After awhile (basically the bread was done and we were hungry), we started to adjust the seasonings- added a bit more salt (dont overdo this– especially if you’re having a cheese crust since the cheese will be salty), some red wine vinegar (just a dash to brighten), another dash of Worcestershire sauce and then it was time to put it all together!
We cut some squares and toasted them with the broiler. We served this up in mugs with a parmesan and mozzarella crust – also toasted with the broiler. Yum!
Tim’s take: I like onion soup! The broth ended up very beefy, which I think is a plus. We ended up skimming a lot of fat off the top of this from the fatty piece of beef we used, so a leaner cut might be better next time. I’d also forgo the flour used to thicken the soup. It made the broth cloudy, and I think I’d prefer to have it a little more clear even if it means sacrificing some viscosity. Also, I found the longer onion strips made it a little hard to get the onions on my spoon without having them slurp off back into the soup. Next time, I think we’ll cut them in half to avoid this. The hearty bread made a great crouton – thanks Christi and Mike for the bread maker! I give this effort 4 stars out of 5. Definitely one to revisit some time!
Jen’s take: It was good and rich, and filled me up fast!! Next time I would use a better beef broth (we bought the cheapest one we could find) and maybe half it with chicken stock. I definitely agree with Tim about the flour. Without the bread and cheese, the soup was good, rich, buttery, and decadent. With the hearty bread and the tangy parmesan crust, it was pretty near perfect! 4 stars out of 5!! One to revisit when it gets a little cooler in NC!
So there you are! Not very intimidating to make at all!
French Onion Soup
Adapted from some conglomeration of this recipe and this recipe.
- A cheap cut of beef (feel free to omit)
- 1 tablespoon vegetable oil
- 4 Large Yellow Onions, sliced thin
- 1 cup dry white wine (more never hurt anyone)
- 1/4 teaspoon sugar (feel free to omit)
- 2 tablespoons flour (feel free to omit)
- 2 cloves minced garlic
- a dash or two (or three!) of Worcestershire Sauce
- a dash of red wine vinegar to season as necessary
- salt and pepper to season as necessary
- Thick Slices of bread, toasted
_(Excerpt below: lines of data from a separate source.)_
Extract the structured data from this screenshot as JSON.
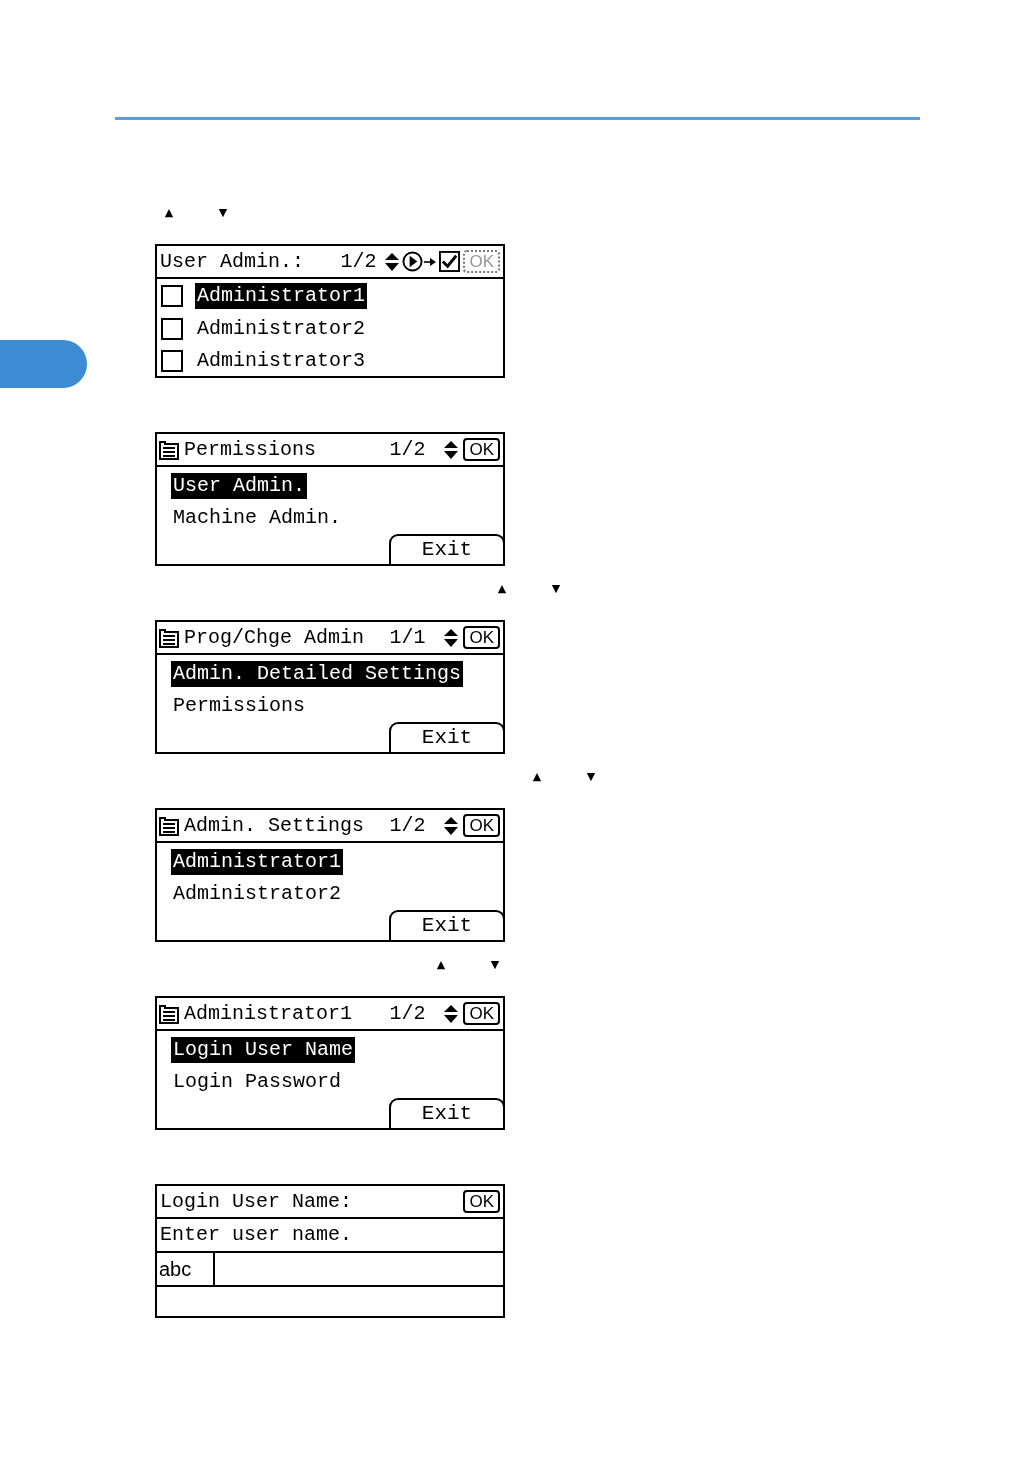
{
  "steps": [
    {
      "arrow_keys": [
        "▲",
        "▼"
      ],
      "panel": {
        "kind": "checklist",
        "title": "User Admin.:",
        "page": "1/2",
        "ok_button": {
          "label": "OK",
          "disabled": true
        },
        "items": [
          {
            "label": "Administrator1",
            "selected": true,
            "checked": false
          },
          {
            "label": "Administrator2",
            "selected": false,
            "checked": false
          },
          {
            "label": "Administrator3",
            "selected": false,
            "checked": false
          }
        ]
      }
    },
    {
      "panel": {
        "kind": "menu",
        "title": "Permissions",
        "page": "1/2",
        "ok_button": {
          "label": "OK",
          "disabled": false
        },
        "items": [
          {
            "label": "User Admin.",
            "selected": true
          },
          {
            "label": "Machine Admin.",
            "selected": false
          }
        ],
        "exit_button": "Exit"
      }
    },
    {
      "arrow_keys": [
        "▲",
        "▼"
      ],
      "panel": {
        "kind": "menu",
        "title": "Prog/Chge Admin",
        "page": "1/1",
        "ok_button": {
          "label": "OK",
          "disabled": false
        },
        "items": [
          {
            "label": "Admin. Detailed Settings",
            "selected": true
          },
          {
            "label": "Permissions",
            "selected": false
          }
        ],
        "exit_button": "Exit"
      }
    },
    {
      "arrow_keys": [
        "▲",
        "▼"
      ],
      "panel": {
        "kind": "menu",
        "title": "Admin. Settings",
        "page": "1/2",
        "ok_button": {
          "label": "OK",
          "disabled": false
        },
        "items": [
          {
            "label": "Administrator1",
            "selected": true
          },
          {
            "label": "Administrator2",
            "selected": false
          }
        ],
        "exit_button": "Exit"
      }
    },
    {
      "arrow_keys": [
        "▲",
        "▼"
      ],
      "panel": {
        "kind": "menu",
        "title": "Administrator1",
        "page": "1/2",
        "ok_button": {
          "label": "OK",
          "disabled": false
        },
        "items": [
          {
            "label": "Login User Name",
            "selected": true
          },
          {
            "label": "Login Password",
            "selected": false
          }
        ],
        "exit_button": "Exit"
      }
    },
    {
      "panel": {
        "kind": "entry",
        "title": "Login User Name:",
        "ok_button": {
          "label": "OK",
          "disabled": false
        },
        "message": "Enter user name.",
        "mode": "abc"
      }
    }
  ]
}
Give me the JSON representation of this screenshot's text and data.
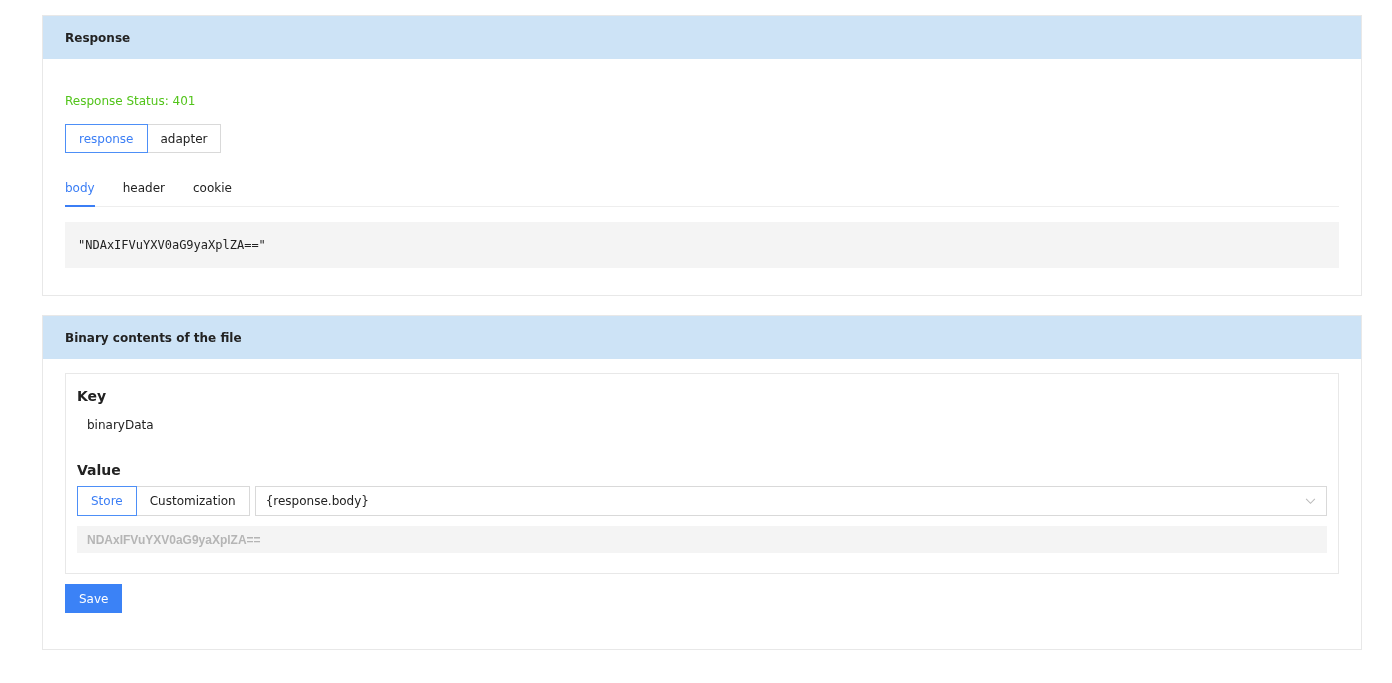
{
  "response_panel": {
    "title": "Response",
    "status": "Response Status: 401",
    "modes": [
      {
        "label": "response",
        "selected": true
      },
      {
        "label": "adapter",
        "selected": false
      }
    ],
    "tabs": [
      {
        "label": "body",
        "selected": true
      },
      {
        "label": "header",
        "selected": false
      },
      {
        "label": "cookie",
        "selected": false
      }
    ],
    "body": "\"NDAxIFVuYXV0aG9yaXplZA==\""
  },
  "file_panel": {
    "title": "Binary contents of the file",
    "key_label": "Key",
    "key_value": "binaryData",
    "value_label": "Value",
    "sources": [
      {
        "label": "Store",
        "selected": true
      },
      {
        "label": "Customization",
        "selected": false
      }
    ],
    "select_value": "{response.body}",
    "preview": "NDAxIFVuYXV0aG9yaXplZA==",
    "save": "Save"
  }
}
- some cheese (we used parmesan and mozzarella).
Heat oil in a large pot or Dutch oven. Salt and pepper the beef. Wait till the oil is nice and hot (like smoking hot!) and then sear the beef on both sides. Remove and set aside. If enough fat rendered from the beef, then add the onions, if it’s a little dry, put a little more oil in there before adding the onions. At this point you can add in a little white wine like we did, or not. Turn the heat low, place the lid on the pot, and let cook, covered, for 20 minutes.
After 20 minutes, turn the heat up to med-low, take off the lid and let any liquid boil away. Stir in salt and sugar. Cook the onions slowly, stirring often until they are a uniform deep golden brown color. Now stir in the flour (or don’t if you want it to be clear). Deglaze with more wine, and then add the beef stock, the beef, garlic, and Worcestershire sauce. Bring it up to a nice simmer, and walk away. Come back in an hour or so and adjust the seasonings- some more salt, pepper, or vinegar to “brighten” the flavor – whatever it needs. Also, feel free to remove the beef, we tried to eat some of it but it was waaaaay too tough, and still pretty fatty. Skim off any fat that’s on the surface.
Just before you can’t stand it that you haven’t eaten yet, get out your favorite crusty bread and cut it so that it’ll fit in whatever bowl/cup you want to use for soup. Put the oven on Broil and toast the bread to a nice golden brown color. Ladle the soup into the cups, top with the bread, and sprinkle a good handful of grated parmesan and mozzarella cheese on top. Throw it all back under the broiler until the cheese is bubbly and brown. ENJOY!